The good news is that there is not currently a shortage of food. Yes, food donations are falling, and many households who donated are now turning up at food banks in need. But food surplus charities say they have enough food to give out. There is a technical challenge though. Sometimes it is hard to get food to groups that can give it to households in need.
Food Aid and The Importance of Collaboration
Let me give one example, of a borough that I won’t name. A large surplus food charity makes deliveries to this borough — seven van loads of food a week. This gets distributed across the borough to community groups and food banks. The surplus food charity could provide more, but they need the infrastructure locally; drop-off points where community groups they serve can collect food. It is not feasible for them to deliver to all destinations in the borough.
A drop-off point needs both a place, and it needs to be peopled. That does need money. But it is not money simply to buy food. It is a small amount of money that can leverage a lot of help for local residents.
Without this, the charity cannot do more. It will remain at seven van loads a week. And people might go hungry.

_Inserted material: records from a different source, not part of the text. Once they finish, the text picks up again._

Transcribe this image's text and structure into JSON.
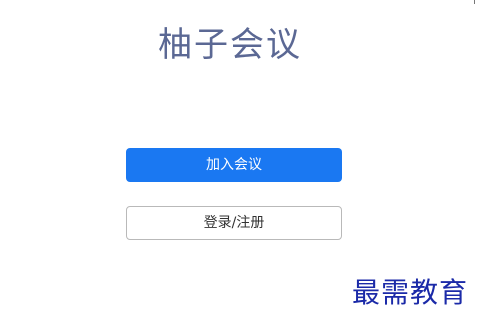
{
  "app": {
    "title": "柚子会议"
  },
  "actions": {
    "join_meeting_label": "加入会议",
    "login_register_label": "登录/注册"
  },
  "watermark": {
    "text": "最需教育"
  },
  "colors": {
    "title": "#5b6894",
    "primary_button": "#1a78f2",
    "secondary_border": "#b9b9b9",
    "watermark": "#1b2aa8"
  }
}
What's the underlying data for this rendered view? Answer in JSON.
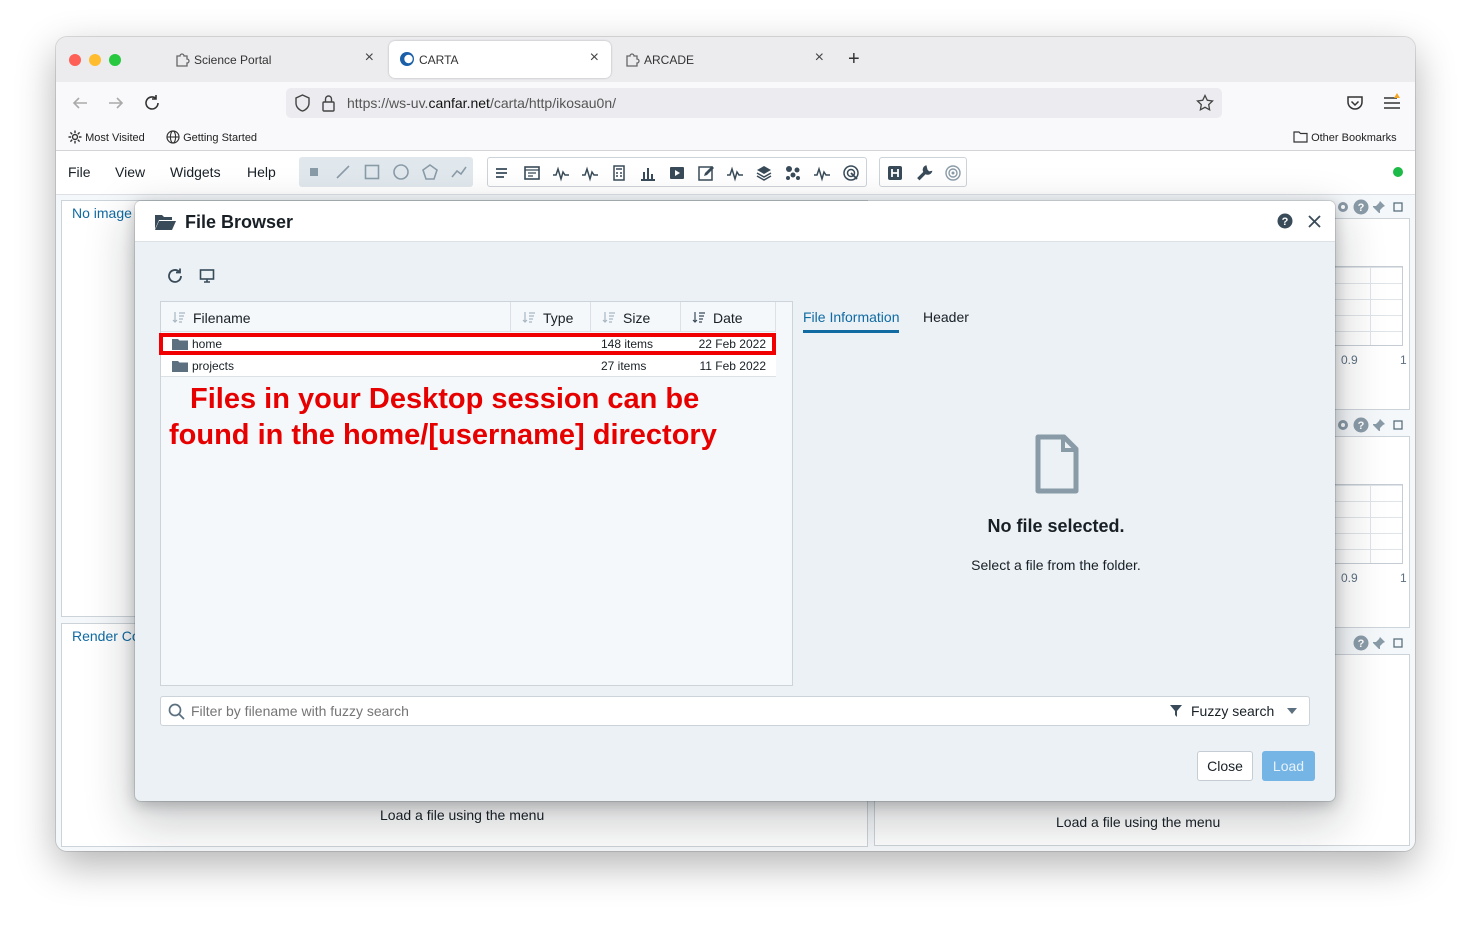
{
  "browser": {
    "tabs": [
      {
        "label": "Science Portal",
        "active": false
      },
      {
        "label": "CARTA",
        "active": true
      },
      {
        "label": "ARCADE",
        "active": false
      }
    ],
    "tab_close": "×",
    "new_tab": "+",
    "url_prefix": "https://ws-uv.",
    "url_domain": "canfar.net",
    "url_path": "/carta/http/ikosau0n/",
    "bookmarks": [
      "Most Visited",
      "Getting Started"
    ],
    "other_bookmarks": "Other Bookmarks",
    "traffic_colors": [
      "#fe5f57",
      "#febc2e",
      "#28c840"
    ]
  },
  "app": {
    "menu": [
      "File",
      "View",
      "Widgets",
      "Help"
    ],
    "status_color": "#1cba46",
    "panels": {
      "image_view_title": "No image",
      "render_config_title": "Render Co",
      "load_message_left": "Load a file using the menu",
      "load_message_right": "Load a file using the menu",
      "tick_09": "0.9",
      "tick_1": "1"
    }
  },
  "dialog": {
    "title": "File Browser",
    "columns": [
      "Filename",
      "Type",
      "Size",
      "Date"
    ],
    "files": [
      {
        "name": "home",
        "type": "",
        "size": "148 items",
        "date": "22 Feb 2022"
      },
      {
        "name": "projects",
        "type": "",
        "size": "27 items",
        "date": "11 Feb 2022"
      }
    ],
    "annotation_line1": "Files in your Desktop session can be",
    "annotation_line2": "found in the home/[username] directory",
    "info_tabs": [
      "File Information",
      "Header"
    ],
    "no_file_title": "No file selected.",
    "no_file_hint": "Select a file from the folder.",
    "filter_placeholder": "Filter by filename with fuzzy search",
    "filter_mode": "Fuzzy search",
    "close_label": "Close",
    "load_label": "Load",
    "accent": "#106ba3",
    "annotation_color": "#e60000"
  }
}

We saw a need for volunteers to help with food deliveries over the holidays. Volunteer numbers in food banks and other food charities were struggling to cope. This is something we at London Plus were able to help with, along with other organisations.
The key is, as ever, a mixture of information, better connections, and a little bit of money to lubricate the system. It is rarely money alone. The food system in London is a technical challenge more than it is about cash to buy food.
Yes, it is a financial challenge in the obvious sense that it starts with people who don’t have enough cash. And that is wrong, to be lamented and, many would argue, should be challenged. But, given that starting point, it becomes a technical challenge — how can we alleviate and address the need for food aid. Charities and local authorities together can help fix that.
I happen also to think that London as a whole needs a strategy around food aid; the GLA is grasping the nettle on this, which is encouraging. Supermarkets, businesses and government need to — and can — do more. We all have something to do to make things better.
London is not going to get through the cost of living crisis unscathed. But a lot can be done to make it easier.
The voluntary and community sector is working on this and doing so, as ever, in difficult and challenging circumstances.
Local authorities are working on it too. And are doing so, as ever, in difficult and challenging circumstances.
The two forces combined are better than each acting alone.
What does that mean you should do? I think it means more of some of the stuff I have mentioned in the dozen or so boroughs I have named, plus similar stuff in those I haven’t touched on.
Think — information; improving the quality, making it easier to access and flow better.
And think collaboration; maximising the combined value of the voluntary and community sector and local authorities by working together.
Those two words — information and collaboration — and the ideas they represent, are far from trite. Thinking about them carefully and applying them determinedly offers ways forward in — that most hackneyed and over-used phrase — these challenging times.
If London Plus can help you with this, we are happy to do so. We have produced two guides which you can see on our website; a directory of resources and a good practice guide. The latter tries to collect some of the good stuff we see happening. All the examples I have used today come from the good practice guide. The more we can develop these documents, the more we can highlight and encourage ways of working with the local voluntary and community sector.
20 January 2023